Name: Melanie Nelson
Job: Independent Contractor/Consultant and Author
I am not someone who dreamed of doing research from a very early age. To be honest, I didn’t really know about “research scientist” as a job option until I was in college. My childhood career ambitions ranged from carpenter to country-western singer to doctor before eventually settling on anthropologist, albeit with a very fuzzy idea of what “anthropologist” actually meant.
I didn’t end up becoming an anthropologist. I really liked my high school chemistry class, and so when asked to list potential majors on college applications I put chemistry and anthropology and assumed I’d sort it out in college. I did, without ever taking an actual anthropology class. The first class in that major conflicted with organic chemistry, so I was forced to decide between them in my second year of college. In the end, I majored in biological chemistry and then went to graduate school, thereby postponing any further career decisions for another couple of years.
I enjoyed research in graduate school, but I also re-discovered a love for organizing information. I say “re-discovered” because I spent an entire summer when I was about 12 organizing information about ancient Irish history. I had detailed timelines, summaries of important historical figures, and annotated maps. In graduate school, I had detailed structure comparisons, summaries of important proteins, and annotated sequence alignments. It was all in support of my thesis project, which I really liked. But as the end of graduate school loomed closer, I realized that I enjoyed the informatics work more than I enjoyed research, and so I started looking for jobs in what was then a new and poorly defined field called “bioinformatics.”
My career in bioinformatics was always a bit idiosyncratic. I never did the sequence analysis and algorithm development that came to define the field. I started saying I worked in “scientific informatics” to clarify that I was more interested in designing databases and developing data analysis tools than in writing the latest and greatest sequence analysis algorithm.
I built a successful career in industry, bouncing between jobs with “scientist” in their title and more IT-centric positions. After about five years, I started managing projects and was promoted into “line management”- i.e., I had a team reporting to me. I fought the transition to manager for awhile, but eventually realized that not only was I good at management, but both project management and line management were roles in which I could make a bigger difference than I was making in a more hands-on technical role. Time passed, and before I knew it I had been a manager for 10 years.
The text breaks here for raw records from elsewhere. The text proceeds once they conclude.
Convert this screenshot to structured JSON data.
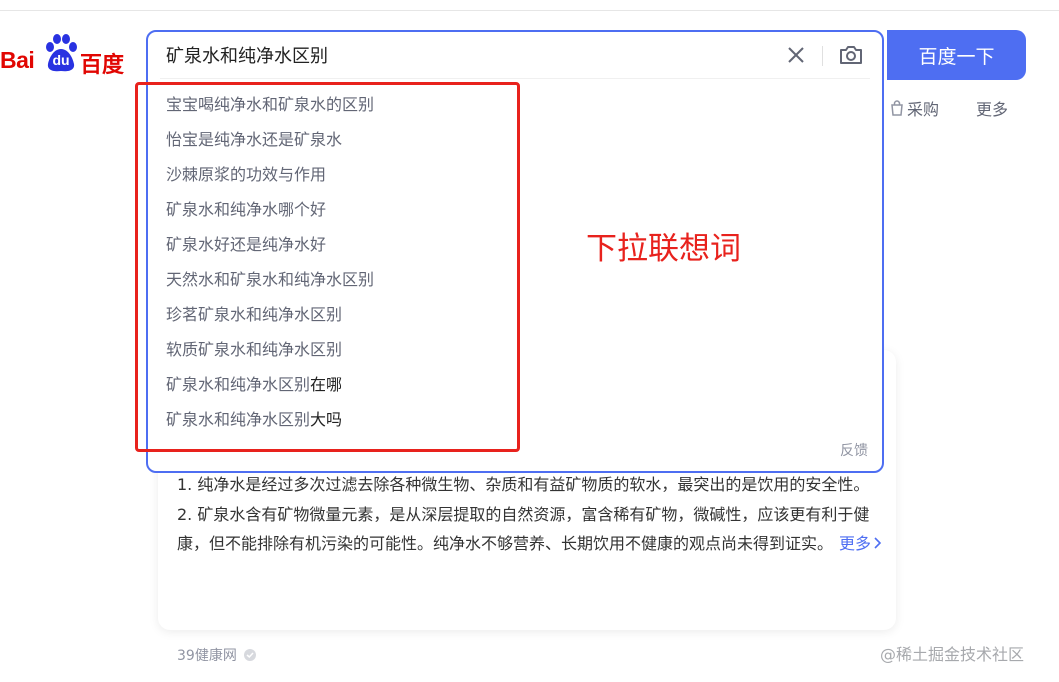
{
  "logo": {
    "latin": "Bai",
    "du": "du",
    "chinese": "百度"
  },
  "search": {
    "query": "矿泉水和纯净水区别",
    "button_label": "百度一下"
  },
  "suggestions": [
    {
      "text": "宝宝喝纯净水和矿泉水的区别",
      "tail": ""
    },
    {
      "text": "怡宝是纯净水还是矿泉水",
      "tail": ""
    },
    {
      "text": "沙棘原浆的功效与作用",
      "tail": ""
    },
    {
      "text": "矿泉水和纯净水哪个好",
      "tail": ""
    },
    {
      "text": "矿泉水好还是纯净水好",
      "tail": ""
    },
    {
      "text": "天然水和矿泉水和纯净水区别",
      "tail": ""
    },
    {
      "text": "珍茗矿泉水和纯净水区别",
      "tail": ""
    },
    {
      "text": "软质矿泉水和纯净水区别",
      "tail": ""
    },
    {
      "text": "矿泉水和纯净水区别",
      "tail": "在哪"
    },
    {
      "text": "矿泉水和纯净水区别",
      "tail": "大吗"
    }
  ],
  "feedback_label": "反馈",
  "tabs": {
    "caigou": "采购",
    "more": "更多"
  },
  "annotation": {
    "label": "下拉联想词",
    "color": "#e8221d"
  },
  "answer": {
    "line1": "1. 纯净水是经过多次过滤去除各种微生物、杂质和有益矿物质的软水，最突出的是饮用的安全性。",
    "line2": "2. 矿泉水含有矿物微量元素，是从深层提取的自然资源，富含稀有矿物，微碱性，应该更有利于健康，但不能排除有机污染的可能性。纯净水不够营养、长期饮用不健康的观点尚未得到证实。",
    "more_label": "更多"
  },
  "source_label": "39健康网",
  "watermark": "@稀土掘金技术社区",
  "colors": {
    "accent": "#4e6ef2",
    "brand_red": "#e10602"
  }
}
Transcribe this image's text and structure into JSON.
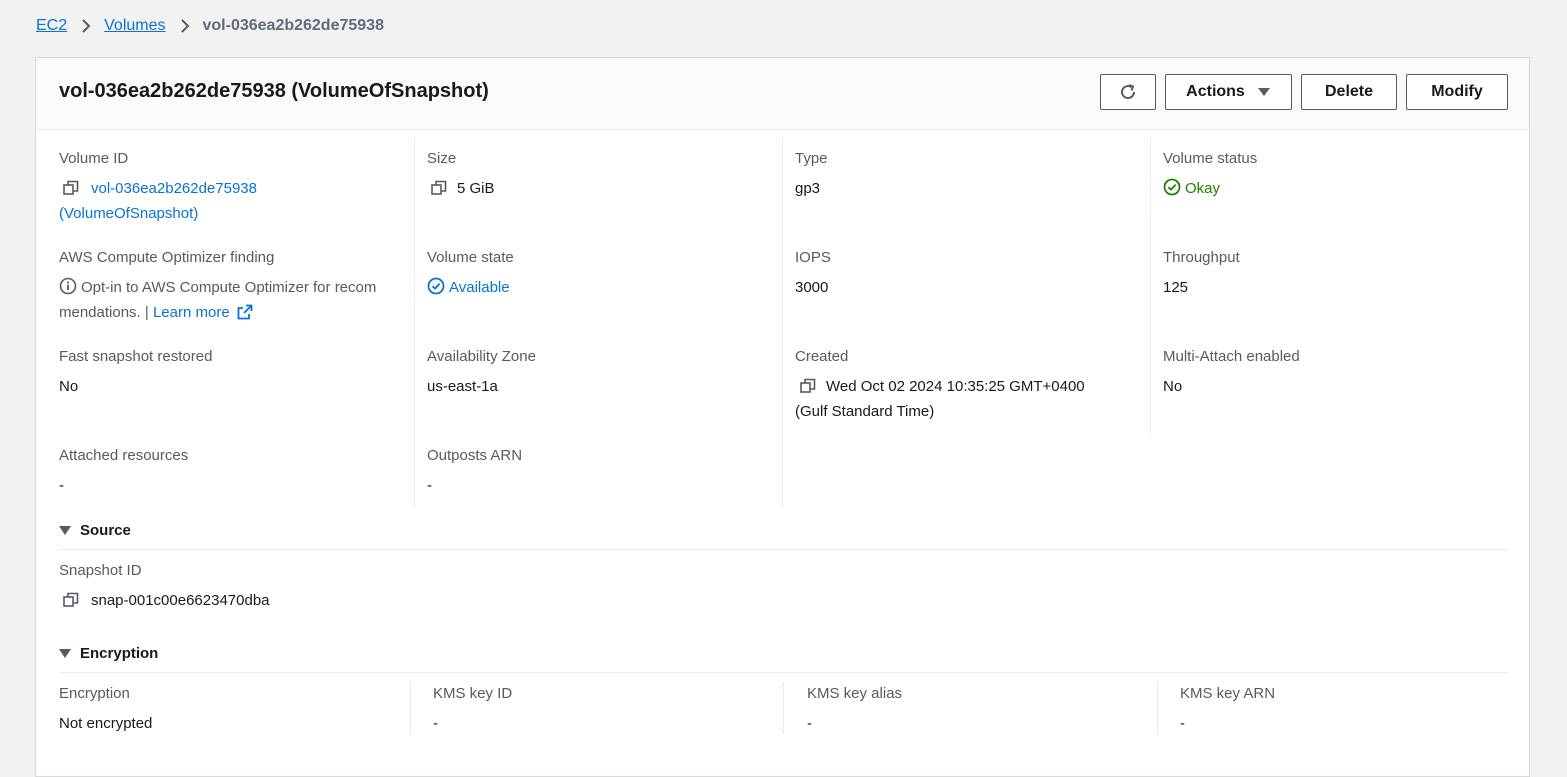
{
  "breadcrumb": {
    "items": [
      "EC2",
      "Volumes"
    ],
    "current": "vol-036ea2b262de75938"
  },
  "header": {
    "title": "vol-036ea2b262de75938 (VolumeOfSnapshot)",
    "actions_label": "Actions",
    "delete_label": "Delete",
    "modify_label": "Modify"
  },
  "details": {
    "volume_id_label": "Volume ID",
    "volume_id_line1": "vol-036ea2b262de75938",
    "volume_id_line2": "(VolumeOfSnapshot)",
    "size_label": "Size",
    "size_value": "5 GiB",
    "type_label": "Type",
    "type_value": "gp3",
    "status_label": "Volume status",
    "status_value": "Okay",
    "optimizer_label": "AWS Compute Optimizer finding",
    "optimizer_line1": "Opt-in to AWS Compute Optimizer for recom",
    "optimizer_line2": "mendations. |",
    "learn_more": "Learn more",
    "state_label": "Volume state",
    "state_value": "Available",
    "iops_label": "IOPS",
    "iops_value": "3000",
    "throughput_label": "Throughput",
    "throughput_value": "125",
    "fast_snapshot_label": "Fast snapshot restored",
    "fast_snapshot_value": "No",
    "az_label": "Availability Zone",
    "az_value": "us-east-1a",
    "created_label": "Created",
    "created_line1": "Wed Oct 02 2024 10:35:25 GMT+0400",
    "created_line2": "(Gulf Standard Time)",
    "multi_attach_label": "Multi-Attach enabled",
    "multi_attach_value": "No",
    "attached_label": "Attached resources",
    "attached_value": "-",
    "outposts_label": "Outposts ARN",
    "outposts_value": "-"
  },
  "source": {
    "title": "Source",
    "snapshot_label": "Snapshot ID",
    "snapshot_value": "snap-001c00e6623470dba"
  },
  "encryption": {
    "title": "Encryption",
    "encryption_label": "Encryption",
    "encryption_value": "Not encrypted",
    "kms_id_label": "KMS key ID",
    "kms_id_value": "-",
    "kms_alias_label": "KMS key alias",
    "kms_alias_value": "-",
    "kms_arn_label": "KMS key ARN",
    "kms_arn_value": "-"
  },
  "colors": {
    "link": "#0972d3",
    "success": "#1d8102",
    "text": "#16191f",
    "label": "#545b64",
    "background": "#f2f2f2"
  },
  "icons": [
    "chevron-right-icon",
    "refresh-icon",
    "caret-down-icon",
    "copy-icon",
    "check-circle-icon",
    "info-icon",
    "external-link-icon",
    "triangle-down-icon"
  ]
}
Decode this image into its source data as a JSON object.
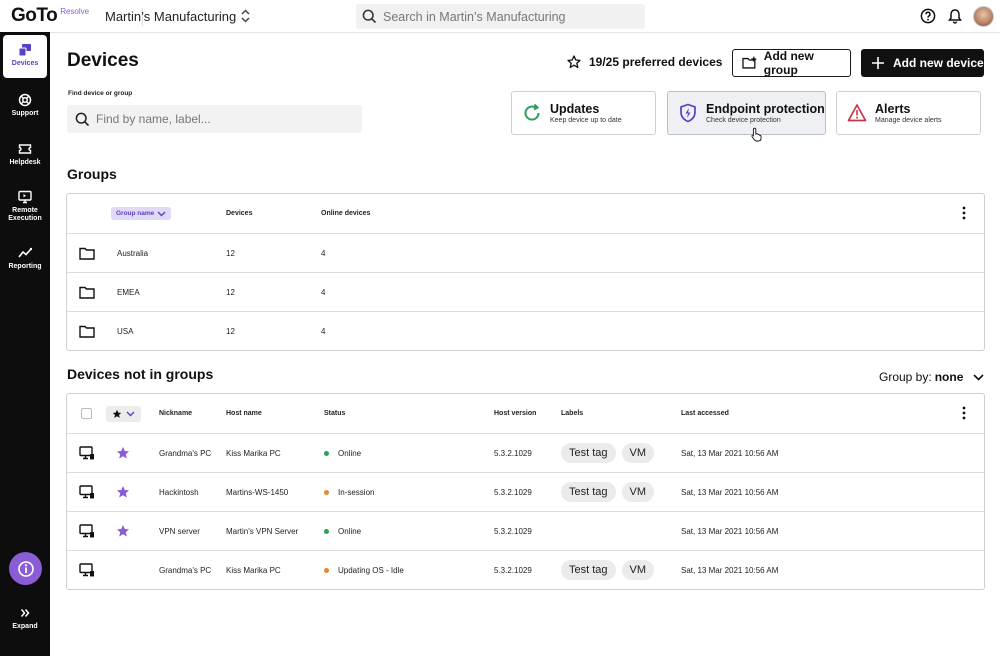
{
  "brand": {
    "logo": "GoTo",
    "product": "Resolve",
    "accent": "#8a5cd6"
  },
  "topbar": {
    "org_name": "Martin’s Manufacturing",
    "search_placeholder": "Search in Martin’s Manufacturing"
  },
  "sidebar": {
    "items": [
      {
        "label": "Devices",
        "icon": "devices-icon",
        "active": true
      },
      {
        "label": "Support",
        "icon": "lifebuoy-icon",
        "active": false
      },
      {
        "label": "Helpdesk",
        "icon": "ticket-icon",
        "active": false
      },
      {
        "label": "Remote",
        "label2": "Execution",
        "icon": "monitor-icon",
        "active": false
      },
      {
        "label": "Reporting",
        "icon": "chart-line-icon",
        "active": false
      }
    ],
    "expand_label": "Expand"
  },
  "main": {
    "title": "Devices",
    "preferred": "19/25 preferred devices",
    "add_group": "Add new group",
    "add_device": "Add new device",
    "find_label": "Find device or group",
    "find_placeholder": "Find by name, label...",
    "cards": [
      {
        "title": "Updates",
        "sub": "Keep device up to date",
        "icon": "refresh-icon"
      },
      {
        "title": "Endpoint protection",
        "sub": "Check device protection",
        "icon": "shield-icon"
      },
      {
        "title": "Alerts",
        "sub": "Manage device alerts",
        "icon": "warning-icon"
      }
    ]
  },
  "groups": {
    "title": "Groups",
    "headers": {
      "name": "Group name",
      "devices": "Devices",
      "online": "Online devices"
    },
    "rows": [
      {
        "name": "Australia",
        "devices": "12",
        "online": "4"
      },
      {
        "name": "EMEA",
        "devices": "12",
        "online": "4"
      },
      {
        "name": "USA",
        "devices": "12",
        "online": "4"
      }
    ]
  },
  "devices": {
    "title": "Devices not in groups",
    "group_by_label": "Group by:",
    "group_by_value": "none",
    "headers": {
      "nickname": "Nickname",
      "host": "Host name",
      "status": "Status",
      "version": "Host version",
      "labels": "Labels",
      "accessed": "Last accessed"
    },
    "rows": [
      {
        "starred": true,
        "nickname": "Grandma's PC",
        "host": "Kiss Marika PC",
        "status": "Online",
        "status_color": "#2e9e5b",
        "version": "5.3.2.1029",
        "labels": [
          "Test tag",
          "VM"
        ],
        "accessed": "Sat, 13 Mar 2021 10:56 AM"
      },
      {
        "starred": true,
        "nickname": "Hackintosh",
        "host": "Martins-WS-1450",
        "status": "In-session",
        "status_color": "#e08a2c",
        "version": "5.3.2.1029",
        "labels": [
          "Test tag",
          "VM"
        ],
        "accessed": "Sat, 13 Mar 2021 10:56 AM"
      },
      {
        "starred": true,
        "nickname": "VPN server",
        "host": "Martin's VPN Server",
        "status": "Online",
        "status_color": "#2e9e5b",
        "version": "5.3.2.1029",
        "labels": [],
        "accessed": "Sat, 13 Mar 2021 10:56 AM"
      },
      {
        "starred": false,
        "nickname": "Grandma's PC",
        "host": "Kiss Marika PC",
        "status": "Updating OS - Idle",
        "status_color": "#e08a2c",
        "version": "5.3.2.1029",
        "labels": [
          "Test tag",
          "VM"
        ],
        "accessed": "Sat, 13 Mar 2021 10:56 AM"
      }
    ]
  }
}
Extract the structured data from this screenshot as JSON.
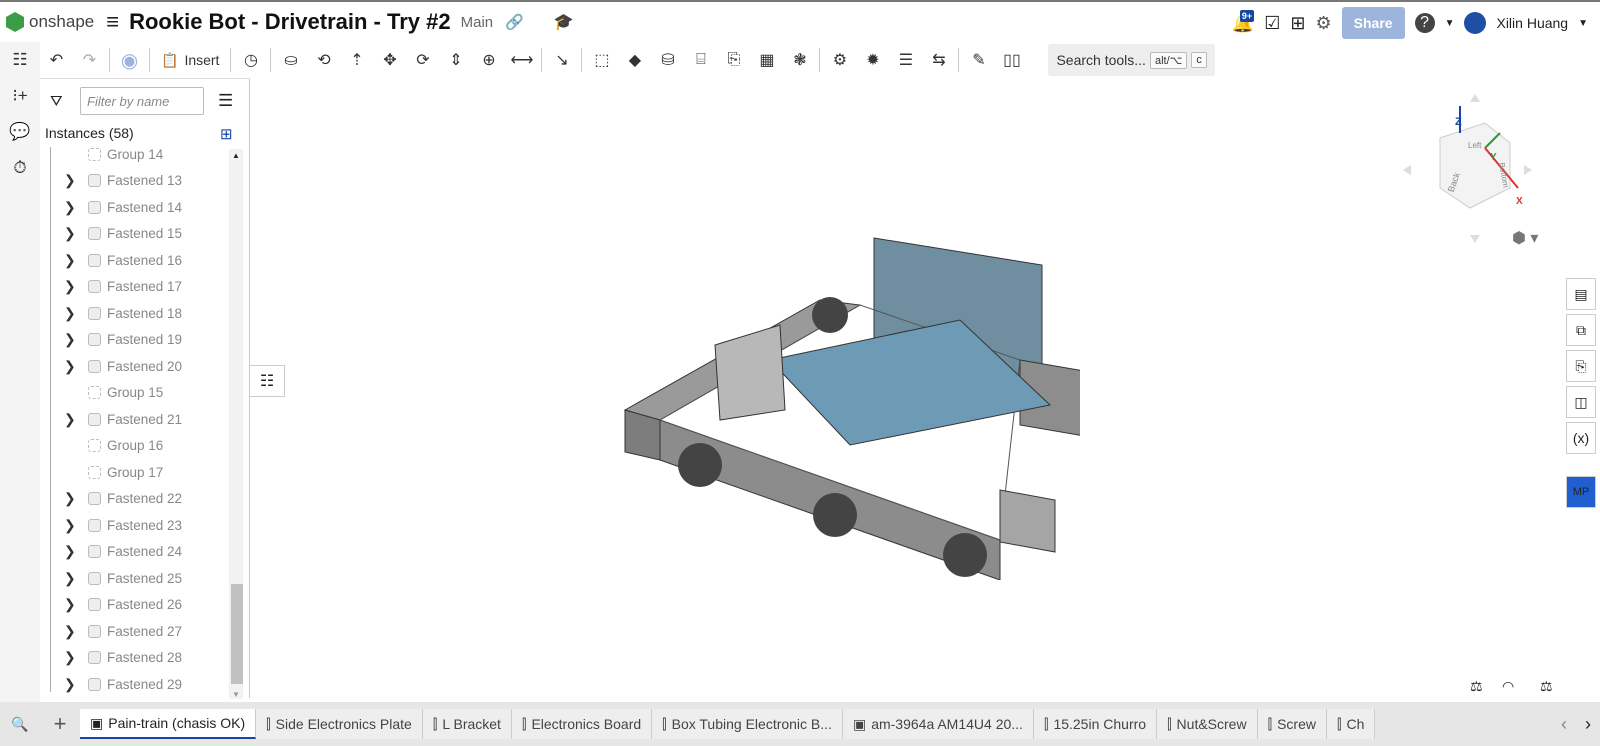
{
  "app": {
    "logo_text": "onshape",
    "title": "Rookie Bot - Drivetrain - Try #2",
    "branch": "Main"
  },
  "header": {
    "notifications_badge": "9+",
    "share_label": "Share",
    "user_name": "Xilin Huang"
  },
  "toolbar": {
    "insert_label": "Insert",
    "search_label": "Search tools...",
    "search_kbd1": "alt/⌥",
    "search_kbd2": "c",
    "icons": [
      "mate-connector-icon",
      "fastened-mate-icon",
      "revolute-mate-icon",
      "slider-mate-icon",
      "planar-mate-icon",
      "cylindrical-mate-icon",
      "pin-slot-mate-icon",
      "ball-mate-icon",
      "parallel-mate-icon",
      "tangent-mate-icon",
      "group-icon",
      "replicate-icon",
      "pattern-icon",
      "relation-icon",
      "gear-relation-icon",
      "rack-pinion-icon",
      "screw-relation-icon",
      "linear-relation-icon",
      "mate-feature-icon",
      "gears-icon",
      "gear-icon",
      "frame-icon",
      "rename-icon",
      "bom-icon",
      "explode-icon"
    ]
  },
  "panel": {
    "filter_placeholder": "Filter by name",
    "instances_label": "Instances (58)",
    "items": [
      {
        "label": "Group 14",
        "type": "group",
        "expand": false
      },
      {
        "label": "Fastened 13",
        "type": "fastened",
        "expand": true
      },
      {
        "label": "Fastened 14",
        "type": "fastened",
        "expand": true
      },
      {
        "label": "Fastened 15",
        "type": "fastened",
        "expand": true
      },
      {
        "label": "Fastened 16",
        "type": "fastened",
        "expand": true
      },
      {
        "label": "Fastened 17",
        "type": "fastened",
        "expand": true
      },
      {
        "label": "Fastened 18",
        "type": "fastened",
        "expand": true
      },
      {
        "label": "Fastened 19",
        "type": "fastened",
        "expand": true
      },
      {
        "label": "Fastened 20",
        "type": "fastened",
        "expand": true
      },
      {
        "label": "Group 15",
        "type": "group",
        "expand": false
      },
      {
        "label": "Fastened 21",
        "type": "fastened",
        "expand": true
      },
      {
        "label": "Group 16",
        "type": "group",
        "expand": false
      },
      {
        "label": "Group 17",
        "type": "group",
        "expand": false
      },
      {
        "label": "Fastened 22",
        "type": "fastened",
        "expand": true
      },
      {
        "label": "Fastened 23",
        "type": "fastened",
        "expand": true
      },
      {
        "label": "Fastened 24",
        "type": "fastened",
        "expand": true
      },
      {
        "label": "Fastened 25",
        "type": "fastened",
        "expand": true
      },
      {
        "label": "Fastened 26",
        "type": "fastened",
        "expand": true
      },
      {
        "label": "Fastened 27",
        "type": "fastened",
        "expand": true
      },
      {
        "label": "Fastened 28",
        "type": "fastened",
        "expand": true
      },
      {
        "label": "Fastened 29",
        "type": "fastened",
        "expand": true
      }
    ]
  },
  "viewcube": {
    "z": "Z",
    "y": "Y",
    "x": "X",
    "faces": [
      "Left",
      "Back",
      "Bottom"
    ]
  },
  "right_panel": {
    "mp_label": "MP"
  },
  "tabs": [
    {
      "label": "Pain-train (chasis OK)",
      "active": true,
      "type": "assembly"
    },
    {
      "label": "Side Electronics Plate",
      "type": "part-studio"
    },
    {
      "label": "L Bracket",
      "type": "part-studio"
    },
    {
      "label": "Electronics Board",
      "type": "part-studio"
    },
    {
      "label": "Box Tubing Electronic B...",
      "type": "part-studio"
    },
    {
      "label": "am-3964a AM14U4 20...",
      "type": "assembly"
    },
    {
      "label": "15.25in Churro",
      "type": "part-studio"
    },
    {
      "label": "Nut&Screw",
      "type": "part-studio"
    },
    {
      "label": "Screw",
      "type": "part-studio"
    },
    {
      "label": "Ch",
      "type": "part-studio"
    }
  ],
  "colors": {
    "accent": "#1646a0",
    "share": "#9db4dc",
    "brand": "#3a9c46"
  }
}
I had become passionate about management and read articles and books about it more frequently than I read scientific papers.
However, I was working in an industry that doesn’t generally value management skills all that much, and my specific area of scientific/technical focus made it unlikely that I would ever advance to a more senior management position. I might be an effective middle manager, but I suspected I would go no further. This realization was accompanied by a growing recognition that the seemingly scattered interests of my childhood were a more accurate reflection of my personality than the narrow focus of my career. I am someone who likes to have a lot of different projects going, and who likes to be constantly learning about new fields. My career was not feeding those needs, so I was trying to feed them with side projects and hobbies. I started writing children’s books. I wrote a short ebook about personal productivity.
I wasn’t unhappy, but it was getting ever harder to ignore the feeling that this wasn’t the right career path for me. Eventually, I found the courage to quit my full time job and set out on my own as an independent contractor and consultant. I specialize in scientific informatics and project management. This is my main career focus, but the increased flexibility that comes with being a contractor/consultant has also given me the freedom to explore other interests, including writing. I have more time to work on my children’s books, and I also write about management and related topics on my blog and for Chronicle Vitae.
I also decided to do something with the knowledge I gained in 10 years as a hiring manager in industry and wrote Navigating the Path to Industry, a short book with job search advice for academics interested in a career in industry. I enjoyed the process of publishing that book so much that I decided to start my own micropress to publish other people’s writing, too. I will focus on short books (the length of a novella or less), and have my first two books under contract.
This new path is not without difficulties. My income is much less reliable than it was as a full time employee. I have to work to find contracts- in some ways, I am constantly job hunting. There is no guarantee that this will last, but I am truly enjoying it while it does. I haven’t felt this happy with my work in a long time, so I am motivated to do what I need to do to make it last. I would never have predicted this career path for myself when I was in graduate school, let alone when I was in college. Luckily, I have been able to listen to my inner voice about what I want to be doing, and adjust course along the way. No doubt, there will be more course adjustments in the future. That doesn’t seem quite so scary anymore.